The play we watched, “The Seven Streams of the River Ota”, by Canadian playwright Robert Lepage (born 1957 in Quebec,), is divided into seven acts or installments. I found five of those installments to be highly enjoyable. The other two were less good in my humble opinion.

The River Ota runs through the Japanese city of Hiroshima, unfortunately famous for being the first civilian target of an atomic bomb in 1945. One of the main characters in the play by Lepage is a woman who was blinded, as a small child, by the atomic bomb blast’s flash. Each of the seven acts of the drama is linked to her or to characters connected with her directly or indirectly. Therefore, although the play’s plot is quite complicated, there is an easily discernible thread that runs through it.

At times the drama is witty and humorous and at others tragic. However, throughout the performance, the subject matter is both sensitive and moving. The ingeniously crafted play touches on all kinds of important historical events that affected Japan and the Japanese between 1945 and the late 1990s when the play was written. It also makes reference to Theresienstadt, one of the Nazi concentration camps. At first, I was not sure of the relevance of this scene set in the camp, but afterwards it dawned on me. It was an important background to one of the characters, who plays a major role in the latter parts of the play.

Another of the play’s myriad of topics reflects the playwright’s origin, Quebec. There are some very entertaining scenes in which the characters speak in Canadian French (with its particular accent) such as would be heard in Quebec. At times, Lepage makes use of the play to poke fun at cultural rivalry between the Canadian French and the French in France. He also makes reference to Canada’s objection to French nuclear tests that were being carried out in the Pacific between 1966 and 1996. And, nuclear tests relate directly to the main theme of the play, the atomic bomb exploded at Hiroshima.

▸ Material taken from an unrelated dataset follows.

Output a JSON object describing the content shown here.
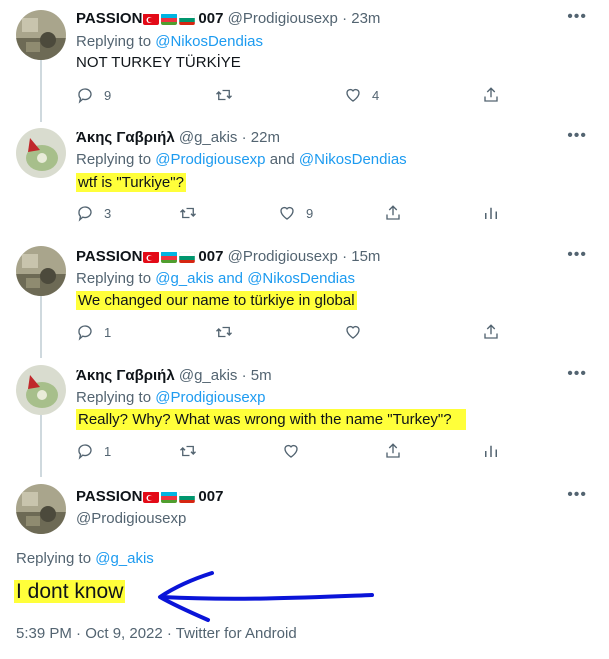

Without going into detail about the very complicated plot, let me say that this play was highly fascinating, well acted by members of Lepage’s theatre ensemble Ex Machina, and the sets were superb. Sadly, this long play is only being given a short run at the National Theatre. Its final performance, viral microbes permitting, will be on the 22nd March 2020.

As for my initial fears about sitting for seven hours in the theatre, these were unrealised. The time shot past, so intriguing was the play. Lepage’s play was for me as exciting as at least two other epic length dramas I have enjoyed: “Angels in America” by Tony Kushner, and “The Coast of Utopia” by Tom Stoppard.